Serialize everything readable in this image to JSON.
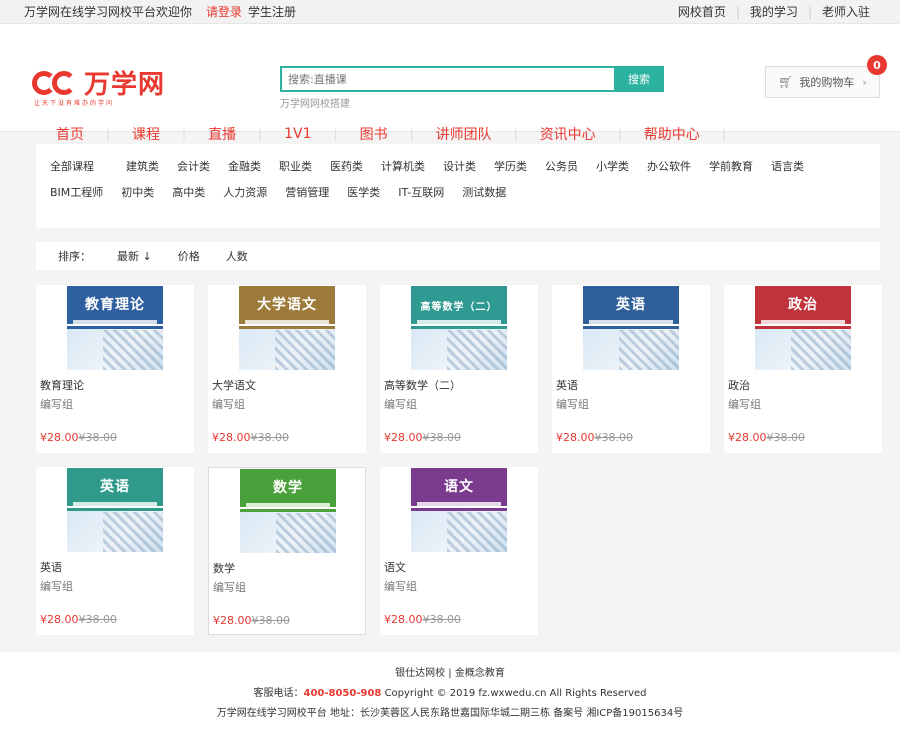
{
  "topbar": {
    "welcome": "万学网在线学习网校平台欢迎你",
    "login": "请登录",
    "register": "学生注册",
    "links": [
      "网校首页",
      "我的学习",
      "老师入驻"
    ]
  },
  "logo": {
    "name": "万学网",
    "slogan": "让天下没有难办的学问"
  },
  "search": {
    "placeholder": "搜索:直播课",
    "button": "搜索",
    "hint": "万学网网校搭建"
  },
  "cart": {
    "label": "我的购物车",
    "count": "0"
  },
  "nav": [
    "首页",
    "课程",
    "直播",
    "1V1",
    "图书",
    "讲师团队",
    "资讯中心",
    "帮助中心"
  ],
  "filter": {
    "all": "全部课程",
    "row1": [
      "建筑类",
      "会计类",
      "金融类",
      "职业类",
      "医药类",
      "计算机类",
      "设计类",
      "学历类",
      "公务员",
      "小学类",
      "办公软件",
      "学前教育",
      "语言类"
    ],
    "row2": [
      "BIM工程师",
      "初中类",
      "高中类",
      "人力资源",
      "营销管理",
      "医学类",
      "IT-互联网",
      "测试数据"
    ]
  },
  "sort": {
    "label": "排序：",
    "options": [
      "最新 ↓",
      "价格",
      "人数"
    ]
  },
  "books": [
    {
      "title": "教育理论",
      "cover_title": "教育理论",
      "author": "编写组",
      "price": "¥28.00",
      "old_price": "¥38.00",
      "color": "#2e5f9e"
    },
    {
      "title": "大学语文",
      "cover_title": "大学语文",
      "author": "编写组",
      "price": "¥28.00",
      "old_price": "¥38.00",
      "color": "#9b7a3a"
    },
    {
      "title": "高等数学（二）",
      "cover_title": "高等数学（二）",
      "author": "编写组",
      "price": "¥28.00",
      "old_price": "¥38.00",
      "color": "#2f9a92"
    },
    {
      "title": "英语",
      "cover_title": "英语",
      "author": "编写组",
      "price": "¥28.00",
      "old_price": "¥38.00",
      "color": "#2f5f9a"
    },
    {
      "title": "政治",
      "cover_title": "政治",
      "author": "编写组",
      "price": "¥28.00",
      "old_price": "¥38.00",
      "color": "#c0333a"
    },
    {
      "title": "英语",
      "cover_title": "英语",
      "author": "编写组",
      "price": "¥28.00",
      "old_price": "¥38.00",
      "color": "#2f9a8a"
    },
    {
      "title": "数学",
      "cover_title": "数学",
      "author": "编写组",
      "price": "¥28.00",
      "old_price": "¥38.00",
      "color": "#4aa03a"
    },
    {
      "title": "语文",
      "cover_title": "语文",
      "author": "编写组",
      "price": "¥28.00",
      "old_price": "¥38.00",
      "color": "#7a3a8e"
    }
  ],
  "footer": {
    "links": "银仕达网校 | 金概念教育",
    "phone_label": "客服电话：",
    "phone": "400-8050-908",
    "copyright": "Copyright © 2019 fz.wxwedu.cn All Rights Reserved",
    "address": "万学网在线学习网校平台 地址：长沙芙蓉区人民东路世嘉国际华城二期三栋 备案号 湘ICP备19015634号"
  }
}
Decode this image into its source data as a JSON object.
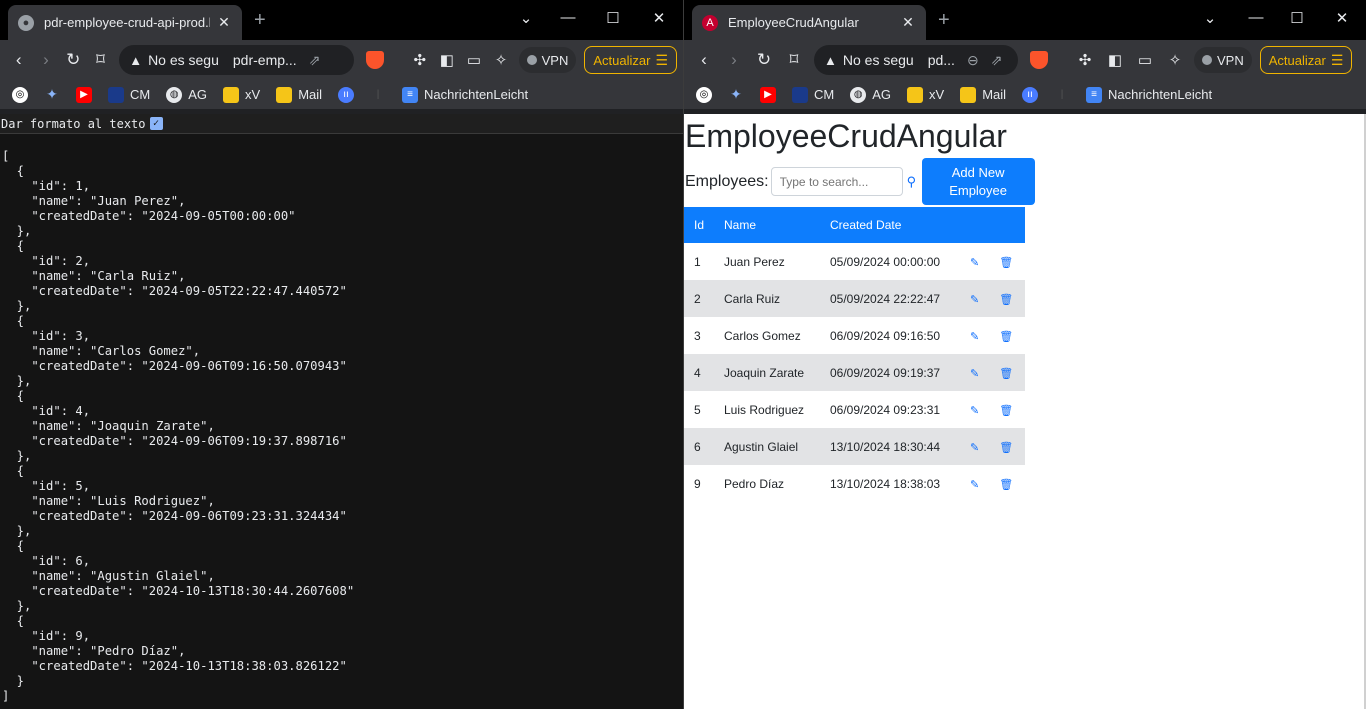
{
  "left_window": {
    "tab_title": "pdr-employee-crud-api-prod.b",
    "address_security": "No es segu",
    "address_host": "pdr-emp...",
    "vpn_label": "VPN",
    "update_label": "Actualizar",
    "bookmarks": [
      "CM",
      "AG",
      "xV",
      "Mail",
      "NachrichtenLeicht"
    ],
    "pretty_print_label": "Dar formato al texto",
    "json_text": "[\n  {\n    \"id\": 1,\n    \"name\": \"Juan Perez\",\n    \"createdDate\": \"2024-09-05T00:00:00\"\n  },\n  {\n    \"id\": 2,\n    \"name\": \"Carla Ruiz\",\n    \"createdDate\": \"2024-09-05T22:22:47.440572\"\n  },\n  {\n    \"id\": 3,\n    \"name\": \"Carlos Gomez\",\n    \"createdDate\": \"2024-09-06T09:16:50.070943\"\n  },\n  {\n    \"id\": 4,\n    \"name\": \"Joaquin Zarate\",\n    \"createdDate\": \"2024-09-06T09:19:37.898716\"\n  },\n  {\n    \"id\": 5,\n    \"name\": \"Luis Rodriguez\",\n    \"createdDate\": \"2024-09-06T09:23:31.324434\"\n  },\n  {\n    \"id\": 6,\n    \"name\": \"Agustin Glaiel\",\n    \"createdDate\": \"2024-10-13T18:30:44.2607608\"\n  },\n  {\n    \"id\": 9,\n    \"name\": \"Pedro Díaz\",\n    \"createdDate\": \"2024-10-13T18:38:03.826122\"\n  }\n]"
  },
  "right_window": {
    "tab_title": "EmployeeCrudAngular",
    "address_security": "No es segu",
    "address_host": "pd...",
    "vpn_label": "VPN",
    "update_label": "Actualizar",
    "bookmarks": [
      "CM",
      "AG",
      "xV",
      "Mail",
      "NachrichtenLeicht"
    ],
    "app": {
      "title": "EmployeeCrudAngular",
      "employees_label": "Employees:",
      "search_placeholder": "Type to search...",
      "add_button_line1": "Add New",
      "add_button_line2": "Employee",
      "columns": [
        "Id",
        "Name",
        "Created Date"
      ],
      "rows": [
        {
          "id": "1",
          "name": "Juan Perez",
          "created": "05/09/2024 00:00:00"
        },
        {
          "id": "2",
          "name": "Carla Ruiz",
          "created": "05/09/2024 22:22:47"
        },
        {
          "id": "3",
          "name": "Carlos Gomez",
          "created": "06/09/2024 09:16:50"
        },
        {
          "id": "4",
          "name": "Joaquin Zarate",
          "created": "06/09/2024 09:19:37"
        },
        {
          "id": "5",
          "name": "Luis Rodriguez",
          "created": "06/09/2024 09:23:31"
        },
        {
          "id": "6",
          "name": "Agustin Glaiel",
          "created": "13/10/2024 18:30:44"
        },
        {
          "id": "9",
          "name": "Pedro Díaz",
          "created": "13/10/2024 18:38:03"
        }
      ]
    }
  },
  "colors": {
    "primary": "#0d7dfd",
    "striped_row": "#e2e3e5",
    "update_accent": "#f0b400"
  }
}
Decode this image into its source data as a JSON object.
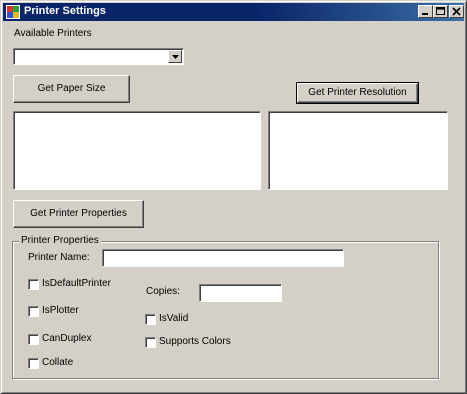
{
  "window": {
    "title": "Printer Settings",
    "icons": {
      "app": "printer-app-icon",
      "minimize": "minimize-icon",
      "maximize": "maximize-icon",
      "close": "close-icon"
    }
  },
  "printers": {
    "label": "Available Printers",
    "selected": ""
  },
  "buttons": {
    "paper_size": "Get Paper Size",
    "resolution": "Get Printer Resolution",
    "properties": "Get Printer Properties"
  },
  "properties_group": {
    "title": "Printer Properties",
    "printer_name_label": "Printer Name:",
    "printer_name_value": "",
    "copies_label": "Copies:",
    "copies_value": "",
    "checkboxes": [
      {
        "label": "IsDefaultPrinter",
        "checked": false
      },
      {
        "label": "IsPlotter",
        "checked": false
      },
      {
        "label": "CanDuplex",
        "checked": false
      },
      {
        "label": "Collate",
        "checked": false
      },
      {
        "label": "IsValid",
        "checked": false
      },
      {
        "label": "Supports Colors",
        "checked": false
      }
    ]
  },
  "colors": {
    "titlebar_start": "#0a246a",
    "titlebar_end": "#3a6ea5",
    "face": "#d4d0c8"
  }
}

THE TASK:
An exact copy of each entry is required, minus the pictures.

EXERCISE ANSWER:
Serialize everything readable in this image to JSON.
{
  "topbar": {
    "welcome": "万学网在线学习网校平台欢迎你",
    "login": "请登录",
    "register": "学生注册",
    "links": [
      "网校首页",
      "我的学习",
      "老师入驻"
    ]
  },
  "logo": {
    "name": "万学网",
    "slogan": "让天下没有难办的学问"
  },
  "search": {
    "placeholder": "搜索:直播课",
    "button": "搜索",
    "hint": "万学网网校搭建"
  },
  "cart": {
    "label": "我的购物车",
    "count": "0"
  },
  "nav": [
    "首页",
    "课程",
    "直播",
    "1V1",
    "图书",
    "讲师团队",
    "资讯中心",
    "帮助中心"
  ],
  "filter": {
    "all": "全部课程",
    "row1": [
      "建筑类",
      "会计类",
      "金融类",
      "职业类",
      "医药类",
      "计算机类",
      "设计类",
      "学历类",
      "公务员",
      "小学类",
      "办公软件",
      "学前教育",
      "语言类"
    ],
    "row2": [
      "BIM工程师",
      "初中类",
      "高中类",
      "人力资源",
      "营销管理",
      "医学类",
      "IT-互联网",
      "测试数据"
    ]
  },
  "sort": {
    "label": "排序：",
    "options": [
      "最新 ↓",
      "价格",
      "人数"
    ]
  },
  "books": [
    {
      "title": "教育理论",
      "cover_title": "教育理论",
      "author": "编写组",
      "price": "¥28.00",
      "old_price": "¥38.00",
      "color": "#2e5f9e"
    },
    {
      "title": "大学语文",
      "cover_title": "大学语文",
      "author": "编写组",
      "price": "¥28.00",
      "old_price": "¥38.00",
      "color": "#9b7a3a"
    },
    {
      "title": "高等数学（二）",
      "cover_title": "高等数学（二）",
      "author": "编写组",
      "price": "¥28.00",
      "old_price": "¥38.00",
      "color": "#2f9a92"
    },
    {
      "title": "英语",
      "cover_title": "英语",
      "author": "编写组",
      "price": "¥28.00",
      "old_price": "¥38.00",
      "color": "#2f5f9a"
    },
    {
      "title": "政治",
      "cover_title": "政治",
      "author": "编写组",
      "price": "¥28.00",
      "old_price": "¥38.00",
      "color": "#c0333a"
    },
    {
      "title": "英语",
      "cover_title": "英语",
      "author": "编写组",
      "price": "¥28.00",
      "old_price": "¥38.00",
      "color": "#2f9a8a"
    },
    {
      "title": "数学",
      "cover_title": "数学",
      "author": "编写组",
      "price": "¥28.00",
      "old_price": "¥38.00",
      "color": "#4aa03a"
    },
    {
      "title": "语文",
      "cover_title": "语文",
      "author": "编写组",
      "price": "¥28.00",
      "old_price": "¥38.00",
      "color": "#7a3a8e"
    }
  ],
  "footer": {
    "links": "银仕达网校 | 金概念教育",
    "phone_label": "客服电话：",
    "phone": "400-8050-908",
    "copyright": "Copyright © 2019 fz.wxwedu.cn All Rights Reserved",
    "address": "万学网在线学习网校平台 地址：长沙芙蓉区人民东路世嘉国际华城二期三栋 备案号 湘ICP备19015634号"
  }
}
Decode this image into its source data as a JSON object.
{
  "left_window": {
    "tab_title": "pdr-employee-crud-api-prod.b",
    "address_security": "No es segu",
    "address_host": "pdr-emp...",
    "vpn_label": "VPN",
    "update_label": "Actualizar",
    "bookmarks": [
      "CM",
      "AG",
      "xV",
      "Mail",
      "NachrichtenLeicht"
    ],
    "pretty_print_label": "Dar formato al texto",
    "json_text": "[\n  {\n    \"id\": 1,\n    \"name\": \"Juan Perez\",\n    \"createdDate\": \"2024-09-05T00:00:00\"\n  },\n  {\n    \"id\": 2,\n    \"name\": \"Carla Ruiz\",\n    \"createdDate\": \"2024-09-05T22:22:47.440572\"\n  },\n  {\n    \"id\": 3,\n    \"name\": \"Carlos Gomez\",\n    \"createdDate\": \"2024-09-06T09:16:50.070943\"\n  },\n  {\n    \"id\": 4,\n    \"name\": \"Joaquin Zarate\",\n    \"createdDate\": \"2024-09-06T09:19:37.898716\"\n  },\n  {\n    \"id\": 5,\n    \"name\": \"Luis Rodriguez\",\n    \"createdDate\": \"2024-09-06T09:23:31.324434\"\n  },\n  {\n    \"id\": 6,\n    \"name\": \"Agustin Glaiel\",\n    \"createdDate\": \"2024-10-13T18:30:44.2607608\"\n  },\n  {\n    \"id\": 9,\n    \"name\": \"Pedro Díaz\",\n    \"createdDate\": \"2024-10-13T18:38:03.826122\"\n  }\n]"
  },
  "right_window": {
    "tab_title": "EmployeeCrudAngular",
    "address_security": "No es segu",
    "address_host": "pd...",
    "vpn_label": "VPN",
    "update_label": "Actualizar",
    "bookmarks": [
      "CM",
      "AG",
      "xV",
      "Mail",
      "NachrichtenLeicht"
    ],
    "app": {
      "title": "EmployeeCrudAngular",
      "employees_label": "Employees:",
      "search_placeholder": "Type to search...",
      "add_button_line1": "Add New",
      "add_button_line2": "Employee",
      "columns": [
        "Id",
        "Name",
        "Created Date"
      ],
      "rows": [
        {
          "id": "1",
          "name": "Juan Perez",
          "created": "05/09/2024 00:00:00"
        },
        {
          "id": "2",
          "name": "Carla Ruiz",
          "created": "05/09/2024 22:22:47"
        },
        {
          "id": "3",
          "name": "Carlos Gomez",
          "created": "06/09/2024 09:16:50"
        },
        {
          "id": "4",
          "name": "Joaquin Zarate",
          "created": "06/09/2024 09:19:37"
        },
        {
          "id": "5",
          "name": "Luis Rodriguez",
          "created": "06/09/2024 09:23:31"
        },
        {
          "id": "6",
          "name": "Agustin Glaiel",
          "created": "13/10/2024 18:30:44"
        },
        {
          "id": "9",
          "name": "Pedro Díaz",
          "created": "13/10/2024 18:38:03"
        }
      ]
    }
  },
  "colors": {
    "primary": "#0d7dfd",
    "striped_row": "#e2e3e5",
    "update_accent": "#f0b400"
  }
}
Decode this image into its source data as a JSON object.
{
  "window": {
    "title": "Printer Settings",
    "icons": {
      "app": "printer-app-icon",
      "minimize": "minimize-icon",
      "maximize": "maximize-icon",
      "close": "close-icon"
    }
  },
  "printers": {
    "label": "Available Printers",
    "selected": ""
  },
  "buttons": {
    "paper_size": "Get Paper Size",
    "resolution": "Get Printer Resolution",
    "properties": "Get Printer Properties"
  },
  "properties_group": {
    "title": "Printer Properties",
    "printer_name_label": "Printer Name:",
    "printer_name_value": "",
    "copies_label": "Copies:",
    "copies_value": "",
    "checkboxes": [
      {
        "label": "IsDefaultPrinter",
        "checked": false
      },
      {
        "label": "IsPlotter",
        "checked": false
      },
      {
        "label": "CanDuplex",
        "checked": false
      },
      {
        "label": "Collate",
        "checked": false
      },
      {
        "label": "IsValid",
        "checked": false
      },
      {
        "label": "Supports Colors",
        "checked": false
      }
    ]
  },
  "colors": {
    "titlebar_start": "#0a246a",
    "titlebar_end": "#3a6ea5",
    "face": "#d4d0c8"
  }
}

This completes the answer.